DATASET RECORDS:
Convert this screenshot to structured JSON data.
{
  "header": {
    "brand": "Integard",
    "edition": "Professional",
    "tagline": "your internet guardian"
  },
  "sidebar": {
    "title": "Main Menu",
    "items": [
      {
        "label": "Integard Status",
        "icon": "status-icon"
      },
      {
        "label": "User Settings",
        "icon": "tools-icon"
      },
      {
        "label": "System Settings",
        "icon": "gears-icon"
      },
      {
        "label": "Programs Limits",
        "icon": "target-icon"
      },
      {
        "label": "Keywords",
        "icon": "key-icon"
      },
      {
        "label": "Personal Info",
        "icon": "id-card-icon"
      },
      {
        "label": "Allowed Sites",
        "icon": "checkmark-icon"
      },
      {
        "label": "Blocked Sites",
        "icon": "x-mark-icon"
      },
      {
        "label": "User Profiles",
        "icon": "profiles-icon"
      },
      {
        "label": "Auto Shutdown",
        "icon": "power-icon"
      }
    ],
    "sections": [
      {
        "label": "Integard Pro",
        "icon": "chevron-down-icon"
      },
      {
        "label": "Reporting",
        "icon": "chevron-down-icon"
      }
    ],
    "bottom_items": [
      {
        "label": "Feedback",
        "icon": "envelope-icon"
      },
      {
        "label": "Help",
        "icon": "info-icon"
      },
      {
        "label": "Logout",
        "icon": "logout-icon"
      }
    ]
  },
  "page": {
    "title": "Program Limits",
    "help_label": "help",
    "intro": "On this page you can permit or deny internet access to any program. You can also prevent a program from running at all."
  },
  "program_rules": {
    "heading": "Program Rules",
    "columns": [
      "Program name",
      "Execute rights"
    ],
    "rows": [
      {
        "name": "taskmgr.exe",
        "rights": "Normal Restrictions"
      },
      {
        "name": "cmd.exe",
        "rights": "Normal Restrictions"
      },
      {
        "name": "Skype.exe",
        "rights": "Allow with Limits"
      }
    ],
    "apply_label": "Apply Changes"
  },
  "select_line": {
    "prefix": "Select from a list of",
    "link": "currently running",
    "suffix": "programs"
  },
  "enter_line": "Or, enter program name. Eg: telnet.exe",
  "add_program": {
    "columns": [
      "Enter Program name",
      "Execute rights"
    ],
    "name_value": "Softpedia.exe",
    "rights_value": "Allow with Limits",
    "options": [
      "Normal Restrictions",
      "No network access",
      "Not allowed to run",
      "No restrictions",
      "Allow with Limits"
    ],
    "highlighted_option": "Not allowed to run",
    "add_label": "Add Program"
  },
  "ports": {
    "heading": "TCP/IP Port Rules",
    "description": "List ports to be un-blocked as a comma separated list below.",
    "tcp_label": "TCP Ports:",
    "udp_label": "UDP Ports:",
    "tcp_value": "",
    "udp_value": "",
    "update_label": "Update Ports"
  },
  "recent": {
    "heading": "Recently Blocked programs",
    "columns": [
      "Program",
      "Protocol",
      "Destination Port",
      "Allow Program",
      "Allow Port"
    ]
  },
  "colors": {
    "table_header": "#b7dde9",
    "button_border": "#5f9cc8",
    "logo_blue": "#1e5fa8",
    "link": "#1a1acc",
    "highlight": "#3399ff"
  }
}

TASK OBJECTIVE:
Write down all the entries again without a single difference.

RESPONSE BOX:
Convert this screenshot to structured JSON data.
{
  "header": {
    "brand": "Integard",
    "edition": "Professional",
    "tagline": "your internet guardian"
  },
  "sidebar": {
    "title": "Main Menu",
    "items": [
      {
        "label": "Integard Status",
        "icon": "status-icon"
      },
      {
        "label": "User Settings",
        "icon": "tools-icon"
      },
      {
        "label": "System Settings",
        "icon": "gears-icon"
      },
      {
        "label": "Programs Limits",
        "icon": "target-icon"
      },
      {
        "label": "Keywords",
        "icon": "key-icon"
      },
      {
        "label": "Personal Info",
        "icon": "id-card-icon"
      },
      {
        "label": "Allowed Sites",
        "icon": "checkmark-icon"
      },
      {
        "label": "Blocked Sites",
        "icon": "x-mark-icon"
      },
      {
        "label": "User Profiles",
        "icon": "profiles-icon"
      },
      {
        "label": "Auto Shutdown",
        "icon": "power-icon"
      }
    ],
    "sections": [
      {
        "label": "Integard Pro",
        "icon": "chevron-down-icon"
      },
      {
        "label": "Reporting",
        "icon": "chevron-down-icon"
      }
    ],
    "bottom_items": [
      {
        "label": "Feedback",
        "icon": "envelope-icon"
      },
      {
        "label": "Help",
        "icon": "info-icon"
      },
      {
        "label": "Logout",
        "icon": "logout-icon"
      }
    ]
  },
  "page": {
    "title": "Program Limits",
    "help_label": "help",
    "intro": "On this page you can permit or deny internet access to any program. You can also prevent a program from running at all."
  },
  "program_rules": {
    "heading": "Program Rules",
    "columns": [
      "Program name",
      "Execute rights"
    ],
    "rows": [
      {
        "name": "taskmgr.exe",
        "rights": "Normal Restrictions"
      },
      {
        "name": "cmd.exe",
        "rights": "Normal Restrictions"
      },
      {
        "name": "Skype.exe",
        "rights": "Allow with Limits"
      }
    ],
    "apply_label": "Apply Changes"
  },
  "select_line": {
    "prefix": "Select from a list of",
    "link": "currently running",
    "suffix": "programs"
  },
  "enter_line": "Or, enter program name. Eg: telnet.exe",
  "add_program": {
    "columns": [
      "Enter Program name",
      "Execute rights"
    ],
    "name_value": "Softpedia.exe",
    "rights_value": "Allow with Limits",
    "options": [
      "Normal Restrictions",
      "No network access",
      "Not allowed to run",
      "No restrictions",
      "Allow with Limits"
    ],
    "highlighted_option": "Not allowed to run",
    "add_label": "Add Program"
  },
  "ports": {
    "heading": "TCP/IP Port Rules",
    "description": "List ports to be un-blocked as a comma separated list below.",
    "tcp_label": "TCP Ports:",
    "udp_label": "UDP Ports:",
    "tcp_value": "",
    "udp_value": "",
    "update_label": "Update Ports"
  },
  "recent": {
    "heading": "Recently Blocked programs",
    "columns": [
      "Program",
      "Protocol",
      "Destination Port",
      "Allow Program",
      "Allow Port"
    ]
  },
  "colors": {
    "table_header": "#b7dde9",
    "button_border": "#5f9cc8",
    "logo_blue": "#1e5fa8",
    "link": "#1a1acc",
    "highlight": "#3399ff"
  }
}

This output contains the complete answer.